Tuesday, January 29, 2013

Content Marketing in Higher Education

Content Marketing is the latest trend in marketing. You build content based on your prospective audience and then find the audience to drive to the content. That sounds simple, yet it's not. What is included in Content Marketing? Well, basically everthing you do to market your College or Univeristy. Direct mail, e-mail, website, blogs, FAQ's, billboards, newspaper/radio/television/cable ads all contribute to the overall marketing of your Content. The difficulty with Content Marketing is that the content must constanly change, be updated, be new, and most institutions aren't very good at keeping things fresh. New videos of campus, new blogs from either marketing or the world of academia you are promoting.

Imagine a blog(s) sorted by field of study, written by not only professors (I know, thats a major topic in and of itself) but by students in the program. Maybe a video of a "fun" class. Lab work. An experiment where something blows up! You never know what might peek someone's interest.

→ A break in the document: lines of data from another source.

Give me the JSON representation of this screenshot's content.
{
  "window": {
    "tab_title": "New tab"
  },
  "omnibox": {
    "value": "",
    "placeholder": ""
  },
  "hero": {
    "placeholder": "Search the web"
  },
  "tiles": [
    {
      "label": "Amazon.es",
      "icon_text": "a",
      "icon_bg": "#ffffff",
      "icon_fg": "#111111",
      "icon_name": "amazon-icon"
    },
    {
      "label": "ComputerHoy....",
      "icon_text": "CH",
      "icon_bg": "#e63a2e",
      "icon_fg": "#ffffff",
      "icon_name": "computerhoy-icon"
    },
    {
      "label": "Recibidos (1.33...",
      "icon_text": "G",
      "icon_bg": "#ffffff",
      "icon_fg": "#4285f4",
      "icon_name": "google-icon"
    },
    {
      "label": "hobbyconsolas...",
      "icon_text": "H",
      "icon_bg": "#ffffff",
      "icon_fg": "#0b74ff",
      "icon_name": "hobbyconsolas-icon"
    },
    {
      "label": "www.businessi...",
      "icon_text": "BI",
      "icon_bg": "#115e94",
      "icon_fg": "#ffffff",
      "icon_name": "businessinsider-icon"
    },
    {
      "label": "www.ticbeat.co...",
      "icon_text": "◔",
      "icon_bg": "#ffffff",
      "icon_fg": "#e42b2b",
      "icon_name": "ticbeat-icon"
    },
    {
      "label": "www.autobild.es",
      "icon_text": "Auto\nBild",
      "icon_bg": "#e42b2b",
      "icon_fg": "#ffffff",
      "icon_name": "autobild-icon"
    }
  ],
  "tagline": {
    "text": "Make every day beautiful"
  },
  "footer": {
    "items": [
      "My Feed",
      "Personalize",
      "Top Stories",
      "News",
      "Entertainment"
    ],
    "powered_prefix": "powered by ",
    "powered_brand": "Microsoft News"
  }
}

Transform those blogs into copy for the school website. Include them in a direct mail/e-mail campaign to promote attending YOUR institutaion. So, what is content marketing in reality? Nothing more than a well coordinated effort to promote your institution to prospective students. The difficulty is, your prospect pool is so diverse, you need massive amounts of content to fill that need. Yet, by providing content on Education, Pre-Med, Psychology, Computer Science, Liberal Arts you are finding ways to promote all you have available, on a unique/personalized platform.

Imagine, sending out an e-mail campaign to prospective degree completion prospects, with a list of potential programs for them to consider. Each e-mail lists the degrees with a link to a unique landing page (yes, 10 programs mean 10 landing pages) but each is tailored to a specific degree program. Then once they fill out the form (keep it short), send them to an information/welcome page for that program, then to the admissions site to apply.

All of this is content driven, focused and uniquely yours to implement for YOUR institution. Content Marketing is not easy, but can be HIGHLY successful if implemented correctly.